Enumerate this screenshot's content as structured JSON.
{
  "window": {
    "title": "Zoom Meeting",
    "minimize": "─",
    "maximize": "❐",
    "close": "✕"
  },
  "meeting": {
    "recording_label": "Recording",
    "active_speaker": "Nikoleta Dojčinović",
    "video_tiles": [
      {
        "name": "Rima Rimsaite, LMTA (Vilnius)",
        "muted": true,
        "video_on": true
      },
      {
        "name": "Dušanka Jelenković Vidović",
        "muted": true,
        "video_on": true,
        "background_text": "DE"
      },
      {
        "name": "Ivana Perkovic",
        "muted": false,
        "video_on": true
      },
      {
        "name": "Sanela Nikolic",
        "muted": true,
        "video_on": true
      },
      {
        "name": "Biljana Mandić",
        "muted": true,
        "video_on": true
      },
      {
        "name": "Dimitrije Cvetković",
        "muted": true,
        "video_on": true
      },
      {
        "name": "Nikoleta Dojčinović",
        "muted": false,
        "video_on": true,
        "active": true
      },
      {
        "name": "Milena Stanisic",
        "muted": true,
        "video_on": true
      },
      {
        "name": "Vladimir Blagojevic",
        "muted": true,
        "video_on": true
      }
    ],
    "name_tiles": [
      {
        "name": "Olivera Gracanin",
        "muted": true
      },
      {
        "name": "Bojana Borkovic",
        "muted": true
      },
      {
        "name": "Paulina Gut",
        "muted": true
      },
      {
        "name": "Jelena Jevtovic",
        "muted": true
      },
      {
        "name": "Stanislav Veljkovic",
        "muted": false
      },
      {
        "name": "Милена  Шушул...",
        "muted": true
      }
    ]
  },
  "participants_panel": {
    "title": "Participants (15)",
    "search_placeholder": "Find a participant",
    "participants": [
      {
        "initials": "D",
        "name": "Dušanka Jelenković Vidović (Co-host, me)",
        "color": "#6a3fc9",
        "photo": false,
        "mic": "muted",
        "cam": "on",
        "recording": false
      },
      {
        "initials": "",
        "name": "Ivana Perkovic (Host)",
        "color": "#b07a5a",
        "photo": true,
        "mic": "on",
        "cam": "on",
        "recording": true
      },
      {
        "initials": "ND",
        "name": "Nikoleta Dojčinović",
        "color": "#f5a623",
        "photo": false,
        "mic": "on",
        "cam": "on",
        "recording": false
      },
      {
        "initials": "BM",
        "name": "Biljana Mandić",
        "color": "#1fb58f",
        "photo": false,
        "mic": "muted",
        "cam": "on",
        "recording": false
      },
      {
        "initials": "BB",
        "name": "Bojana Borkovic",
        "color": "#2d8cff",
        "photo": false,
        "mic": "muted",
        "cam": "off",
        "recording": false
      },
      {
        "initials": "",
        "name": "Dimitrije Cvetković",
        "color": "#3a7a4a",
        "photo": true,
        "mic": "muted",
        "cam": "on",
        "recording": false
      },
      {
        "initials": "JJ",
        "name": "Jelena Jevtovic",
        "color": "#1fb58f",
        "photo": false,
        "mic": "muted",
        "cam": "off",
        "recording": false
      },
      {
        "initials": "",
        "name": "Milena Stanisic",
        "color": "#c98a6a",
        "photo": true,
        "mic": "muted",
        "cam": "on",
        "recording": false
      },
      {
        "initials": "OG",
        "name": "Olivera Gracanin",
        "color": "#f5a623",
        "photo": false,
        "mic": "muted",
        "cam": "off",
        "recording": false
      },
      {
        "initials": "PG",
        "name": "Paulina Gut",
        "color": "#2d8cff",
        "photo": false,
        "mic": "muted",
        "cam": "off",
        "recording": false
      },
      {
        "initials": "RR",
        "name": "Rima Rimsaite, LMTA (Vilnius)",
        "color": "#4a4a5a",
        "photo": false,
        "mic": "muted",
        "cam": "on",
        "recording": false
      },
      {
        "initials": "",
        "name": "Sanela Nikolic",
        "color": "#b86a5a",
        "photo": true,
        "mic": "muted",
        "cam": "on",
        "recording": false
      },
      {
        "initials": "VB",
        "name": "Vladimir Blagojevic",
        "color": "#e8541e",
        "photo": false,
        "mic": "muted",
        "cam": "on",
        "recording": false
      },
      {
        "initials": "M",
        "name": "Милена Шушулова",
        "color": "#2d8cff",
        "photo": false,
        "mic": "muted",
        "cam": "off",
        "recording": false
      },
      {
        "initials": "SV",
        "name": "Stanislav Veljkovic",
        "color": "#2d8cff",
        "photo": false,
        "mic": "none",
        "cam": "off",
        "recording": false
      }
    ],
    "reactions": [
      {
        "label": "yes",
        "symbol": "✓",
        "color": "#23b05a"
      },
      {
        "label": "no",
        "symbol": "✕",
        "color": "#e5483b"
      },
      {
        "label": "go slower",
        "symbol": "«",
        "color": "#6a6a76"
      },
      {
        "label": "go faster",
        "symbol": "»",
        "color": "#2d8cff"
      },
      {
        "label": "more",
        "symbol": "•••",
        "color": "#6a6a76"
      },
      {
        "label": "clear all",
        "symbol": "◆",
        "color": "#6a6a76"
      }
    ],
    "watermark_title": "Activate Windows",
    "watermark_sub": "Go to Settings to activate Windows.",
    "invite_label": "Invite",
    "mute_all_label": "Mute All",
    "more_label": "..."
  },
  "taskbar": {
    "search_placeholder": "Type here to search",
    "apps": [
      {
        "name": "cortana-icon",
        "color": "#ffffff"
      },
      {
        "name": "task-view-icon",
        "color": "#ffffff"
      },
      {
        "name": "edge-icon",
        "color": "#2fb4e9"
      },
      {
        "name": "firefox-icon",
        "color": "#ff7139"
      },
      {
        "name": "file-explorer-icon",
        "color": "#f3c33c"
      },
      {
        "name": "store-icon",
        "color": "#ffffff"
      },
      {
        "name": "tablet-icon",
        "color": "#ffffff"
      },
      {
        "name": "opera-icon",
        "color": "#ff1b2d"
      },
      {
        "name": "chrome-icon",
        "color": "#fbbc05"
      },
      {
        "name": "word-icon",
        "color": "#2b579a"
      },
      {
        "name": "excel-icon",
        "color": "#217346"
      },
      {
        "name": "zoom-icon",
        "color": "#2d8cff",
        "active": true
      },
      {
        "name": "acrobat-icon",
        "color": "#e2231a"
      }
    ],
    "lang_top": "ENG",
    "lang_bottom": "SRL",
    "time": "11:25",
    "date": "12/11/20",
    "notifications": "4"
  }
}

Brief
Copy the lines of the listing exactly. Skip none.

Task answer
Enumerate this screenshot's content as structured JSON.
{
  "window": {
    "title": "Zoom Meeting",
    "minimize": "─",
    "maximize": "❐",
    "close": "✕"
  },
  "meeting": {
    "recording_label": "Recording",
    "active_speaker": "Nikoleta Dojčinović",
    "video_tiles": [
      {
        "name": "Rima Rimsaite, LMTA (Vilnius)",
        "muted": true,
        "video_on": true
      },
      {
        "name": "Dušanka Jelenković Vidović",
        "muted": true,
        "video_on": true,
        "background_text": "DE"
      },
      {
        "name": "Ivana Perkovic",
        "muted": false,
        "video_on": true
      },
      {
        "name": "Sanela Nikolic",
        "muted": true,
        "video_on": true
      },
      {
        "name": "Biljana Mandić",
        "muted": true,
        "video_on": true
      },
      {
        "name": "Dimitrije Cvetković",
        "muted": true,
        "video_on": true
      },
      {
        "name": "Nikoleta Dojčinović",
        "muted": false,
        "video_on": true,
        "active": true
      },
      {
        "name": "Milena Stanisic",
        "muted": true,
        "video_on": true
      },
      {
        "name": "Vladimir Blagojevic",
        "muted": true,
        "video_on": true
      }
    ],
    "name_tiles": [
      {
        "name": "Olivera Gracanin",
        "muted": true
      },
      {
        "name": "Bojana Borkovic",
        "muted": true
      },
      {
        "name": "Paulina Gut",
        "muted": true
      },
      {
        "name": "Jelena Jevtovic",
        "muted": true
      },
      {
        "name": "Stanislav Veljkovic",
        "muted": false
      },
      {
        "name": "Милена  Шушул...",
        "muted": true
      }
    ]
  },
  "participants_panel": {
    "title": "Participants (15)",
    "search_placeholder": "Find a participant",
    "participants": [
      {
        "initials": "D",
        "name": "Dušanka Jelenković Vidović (Co-host, me)",
        "color": "#6a3fc9",
        "photo": false,
        "mic": "muted",
        "cam": "on",
        "recording": false
      },
      {
        "initials": "",
        "name": "Ivana Perkovic (Host)",
        "color": "#b07a5a",
        "photo": true,
        "mic": "on",
        "cam": "on",
        "recording": true
      },
      {
        "initials": "ND",
        "name": "Nikoleta Dojčinović",
        "color": "#f5a623",
        "photo": false,
        "mic": "on",
        "cam": "on",
        "recording": false
      },
      {
        "initials": "BM",
        "name": "Biljana Mandić",
        "color": "#1fb58f",
        "photo": false,
        "mic": "muted",
        "cam": "on",
        "recording": false
      },
      {
        "initials": "BB",
        "name": "Bojana Borkovic",
        "color": "#2d8cff",
        "photo": false,
        "mic": "muted",
        "cam": "off",
        "recording": false
      },
      {
        "initials": "",
        "name": "Dimitrije Cvetković",
        "color": "#3a7a4a",
        "photo": true,
        "mic": "muted",
        "cam": "on",
        "recording": false
      },
      {
        "initials": "JJ",
        "name": "Jelena Jevtovic",
        "color": "#1fb58f",
        "photo": false,
        "mic": "muted",
        "cam": "off",
        "recording": false
      },
      {
        "initials": "",
        "name": "Milena Stanisic",
        "color": "#c98a6a",
        "photo": true,
        "mic": "muted",
        "cam": "on",
        "recording": false
      },
      {
        "initials": "OG",
        "name": "Olivera Gracanin",
        "color": "#f5a623",
        "photo": false,
        "mic": "muted",
        "cam": "off",
        "recording": false
      },
      {
        "initials": "PG",
        "name": "Paulina Gut",
        "color": "#2d8cff",
        "photo": false,
        "mic": "muted",
        "cam": "off",
        "recording": false
      },
      {
        "initials": "RR",
        "name": "Rima Rimsaite, LMTA (Vilnius)",
        "color": "#4a4a5a",
        "photo": false,
        "mic": "muted",
        "cam": "on",
        "recording": false
      },
      {
        "initials": "",
        "name": "Sanela Nikolic",
        "color": "#b86a5a",
        "photo": true,
        "mic": "muted",
        "cam": "on",
        "recording": false
      },
      {
        "initials": "VB",
        "name": "Vladimir Blagojevic",
        "color": "#e8541e",
        "photo": false,
        "mic": "muted",
        "cam": "on",
        "recording": false
      },
      {
        "initials": "M",
        "name": "Милена Шушулова",
        "color": "#2d8cff",
        "photo": false,
        "mic": "muted",
        "cam": "off",
        "recording": false
      },
      {
        "initials": "SV",
        "name": "Stanislav Veljkovic",
        "color": "#2d8cff",
        "photo": false,
        "mic": "none",
        "cam": "off",
        "recording": false
      }
    ],
    "reactions": [
      {
        "label": "yes",
        "symbol": "✓",
        "color": "#23b05a"
      },
      {
        "label": "no",
        "symbol": "✕",
        "color": "#e5483b"
      },
      {
        "label": "go slower",
        "symbol": "«",
        "color": "#6a6a76"
      },
      {
        "label": "go faster",
        "symbol": "»",
        "color": "#2d8cff"
      },
      {
        "label": "more",
        "symbol": "•••",
        "color": "#6a6a76"
      },
      {
        "label": "clear all",
        "symbol": "◆",
        "color": "#6a6a76"
      }
    ],
    "watermark_title": "Activate Windows",
    "watermark_sub": "Go to Settings to activate Windows.",
    "invite_label": "Invite",
    "mute_all_label": "Mute All",
    "more_label": "..."
  },
  "taskbar": {
    "search_placeholder": "Type here to search",
    "apps": [
      {
        "name": "cortana-icon",
        "color": "#ffffff"
      },
      {
        "name": "task-view-icon",
        "color": "#ffffff"
      },
      {
        "name": "edge-icon",
        "color": "#2fb4e9"
      },
      {
        "name": "firefox-icon",
        "color": "#ff7139"
      },
      {
        "name": "file-explorer-icon",
        "color": "#f3c33c"
      },
      {
        "name": "store-icon",
        "color": "#ffffff"
      },
      {
        "name": "tablet-icon",
        "color": "#ffffff"
      },
      {
        "name": "opera-icon",
        "color": "#ff1b2d"
      },
      {
        "name": "chrome-icon",
        "color": "#fbbc05"
      },
      {
        "name": "word-icon",
        "color": "#2b579a"
      },
      {
        "name": "excel-icon",
        "color": "#217346"
      },
      {
        "name": "zoom-icon",
        "color": "#2d8cff",
        "active": true
      },
      {
        "name": "acrobat-icon",
        "color": "#e2231a"
      }
    ],
    "lang_top": "ENG",
    "lang_bottom": "SRL",
    "time": "11:25",
    "date": "12/11/20",
    "notifications": "4"
  }
}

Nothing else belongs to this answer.